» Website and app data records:

┌──

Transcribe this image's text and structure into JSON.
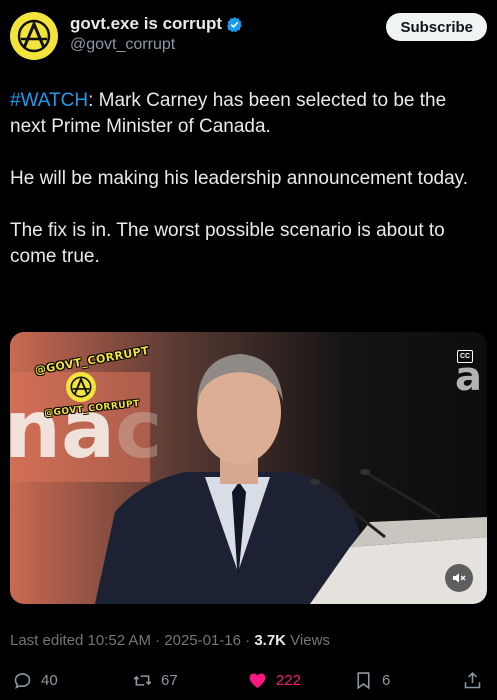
{
  "author": {
    "display_name": "govt.exe is corrupt",
    "handle": "@govt_corrupt",
    "verified": true
  },
  "subscribe_label": "Subscribe",
  "tweet": {
    "hashtag": "#WATCH",
    "line1_rest": ": Mark Carney has been selected to be the next Prime Minister of Canada.",
    "paragraph2": "He will be making his leadership announcement today.",
    "paragraph3": "The fix is in. The worst possible scenario is about to come true."
  },
  "media": {
    "watermark_top": "@GOVT_CORRUPT",
    "watermark_bottom": "@GOVT_CORRUPT",
    "cc_icon": "cc-icon",
    "mute_icon": "mute-icon"
  },
  "meta": {
    "edited_prefix": "Last edited 10:52 AM · 2025-01-16 · ",
    "views_count": "3.7K",
    "views_label": " Views"
  },
  "actions": {
    "replies": "40",
    "reposts": "67",
    "likes": "222",
    "bookmarks": "6"
  },
  "colors": {
    "accent": "#1d9bf0",
    "like": "#f91880",
    "avatar_bg": "#f2e43a"
  }
}
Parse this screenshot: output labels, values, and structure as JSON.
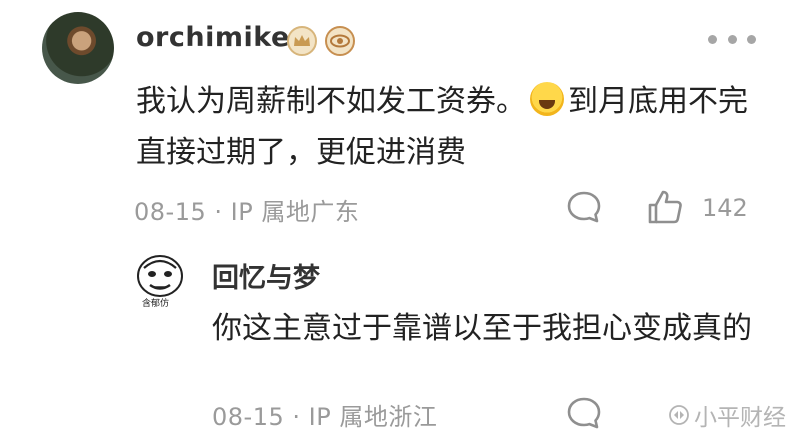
{
  "comment": {
    "username": "orchimike",
    "content_part1": "我认为周薪制不如发工资券。",
    "content_part2": "到月底用不完直接过期了，更促进消费",
    "emoji_icon": "face-with-tears-of-joy-icon",
    "date": "08-15",
    "separator": "·",
    "ip_label": "IP 属地广东",
    "like_count": "142"
  },
  "reply": {
    "avatar_caption": "含郁仿",
    "username": "回忆与梦",
    "content": "你这主意过于靠谱以至于我担心变成真的",
    "date": "08-15",
    "separator": "·",
    "ip_label": "IP 属地浙江"
  },
  "watermark": {
    "text": "小平财经"
  },
  "colors": {
    "text_primary": "#222222",
    "text_meta": "#9a9a9a",
    "badge_gold": "#d7b57b"
  }
}
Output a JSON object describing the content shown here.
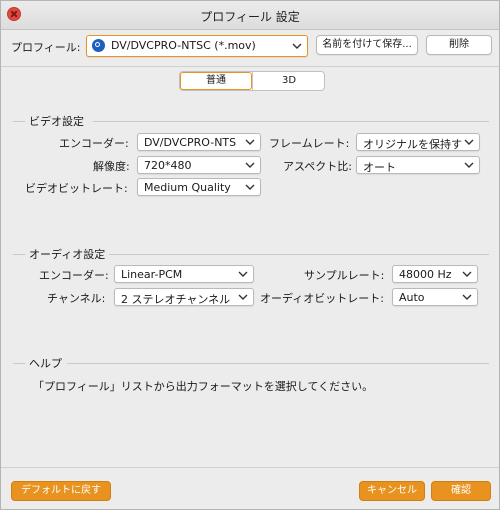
{
  "window": {
    "title": "プロフィール 設定"
  },
  "profile": {
    "label": "プロフィール:",
    "selected": "DV/DVCPRO-NTSC (*.mov)",
    "save_as_label": "名前を付けて保存...",
    "delete_label": "削除"
  },
  "tabs": [
    {
      "label": "普通",
      "active": true
    },
    {
      "label": "3D",
      "active": false
    }
  ],
  "video": {
    "title": "ビデオ設定",
    "encoder_label": "エンコーダー:",
    "encoder_value": "DV/DVCPRO-NTS",
    "framerate_label": "フレームレート:",
    "framerate_value": "オリジナルを保持す",
    "resolution_label": "解像度:",
    "resolution_value": "720*480",
    "aspect_label": "アスペクト比:",
    "aspect_value": "オート",
    "bitrate_label": "ビデオビットレート:",
    "bitrate_value": "Medium Quality"
  },
  "audio": {
    "title": "オーディオ設定",
    "encoder_label": "エンコーダー:",
    "encoder_value": "Linear-PCM",
    "samplerate_label": "サンプルレート:",
    "samplerate_value": "48000 Hz",
    "channel_label": "チャンネル:",
    "channel_value": "2 ステレオチャンネル",
    "bitrate_label": "オーディオビットレート:",
    "bitrate_value": "Auto"
  },
  "help": {
    "title": "ヘルプ",
    "text": "「プロフィール」リストから出力フォーマットを選択してください。"
  },
  "footer": {
    "default_label": "デフォルトに戻す",
    "cancel_label": "キャンセル",
    "ok_label": "確認"
  },
  "colors": {
    "accent": "#e8931f",
    "close": "#e04a3f"
  }
}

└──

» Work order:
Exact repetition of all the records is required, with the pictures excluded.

» Exercise output:
Transcribe this image's text and structure into JSON.
{
  "author": {
    "display_name": "govt.exe is corrupt",
    "handle": "@govt_corrupt",
    "verified": true
  },
  "subscribe_label": "Subscribe",
  "tweet": {
    "hashtag": "#WATCH",
    "line1_rest": ": Mark Carney has been selected to be the next Prime Minister of Canada.",
    "paragraph2": "He will be making his leadership announcement today.",
    "paragraph3": "The fix is in. The worst possible scenario is about to come true."
  },
  "media": {
    "watermark_top": "@GOVT_CORRUPT",
    "watermark_bottom": "@GOVT_CORRUPT",
    "cc_icon": "cc-icon",
    "mute_icon": "mute-icon"
  },
  "meta": {
    "edited_prefix": "Last edited 10:52 AM · 2025-01-16 · ",
    "views_count": "3.7K",
    "views_label": " Views"
  },
  "actions": {
    "replies": "40",
    "reposts": "67",
    "likes": "222",
    "bookmarks": "6"
  },
  "colors": {
    "accent": "#1d9bf0",
    "like": "#f91880",
    "avatar_bg": "#f2e43a"
  }
}
Parse this screenshot: output labels, values, and structure as JSON.
{
  "comment": {
    "username": "orchimike",
    "content_part1": "我认为周薪制不如发工资券。",
    "content_part2": "到月底用不完直接过期了，更促进消费",
    "emoji_icon": "face-with-tears-of-joy-icon",
    "date": "08-15",
    "separator": "·",
    "ip_label": "IP 属地广东",
    "like_count": "142"
  },
  "reply": {
    "avatar_caption": "含郁仿",
    "username": "回忆与梦",
    "content": "你这主意过于靠谱以至于我担心变成真的",
    "date": "08-15",
    "separator": "·",
    "ip_label": "IP 属地浙江"
  },
  "watermark": {
    "text": "小平财经"
  },
  "colors": {
    "text_primary": "#222222",
    "text_meta": "#9a9a9a",
    "badge_gold": "#d7b57b"
  }
}
Output a JSON object describing the content shown here.
{
  "window": {
    "title": "プロフィール 設定"
  },
  "profile": {
    "label": "プロフィール:",
    "selected": "DV/DVCPRO-NTSC (*.mov)",
    "save_as_label": "名前を付けて保存...",
    "delete_label": "削除"
  },
  "tabs": [
    {
      "label": "普通",
      "active": true
    },
    {
      "label": "3D",
      "active": false
    }
  ],
  "video": {
    "title": "ビデオ設定",
    "encoder_label": "エンコーダー:",
    "encoder_value": "DV/DVCPRO-NTS",
    "framerate_label": "フレームレート:",
    "framerate_value": "オリジナルを保持す",
    "resolution_label": "解像度:",
    "resolution_value": "720*480",
    "aspect_label": "アスペクト比:",
    "aspect_value": "オート",
    "bitrate_label": "ビデオビットレート:",
    "bitrate_value": "Medium Quality"
  },
  "audio": {
    "title": "オーディオ設定",
    "encoder_label": "エンコーダー:",
    "encoder_value": "Linear-PCM",
    "samplerate_label": "サンプルレート:",
    "samplerate_value": "48000 Hz",
    "channel_label": "チャンネル:",
    "channel_value": "2 ステレオチャンネル",
    "bitrate_label": "オーディオビットレート:",
    "bitrate_value": "Auto"
  },
  "help": {
    "title": "ヘルプ",
    "text": "「プロフィール」リストから出力フォーマットを選択してください。"
  },
  "footer": {
    "default_label": "デフォルトに戻す",
    "cancel_label": "キャンセル",
    "ok_label": "確認"
  },
  "colors": {
    "accent": "#e8931f",
    "close": "#e04a3f"
  }
}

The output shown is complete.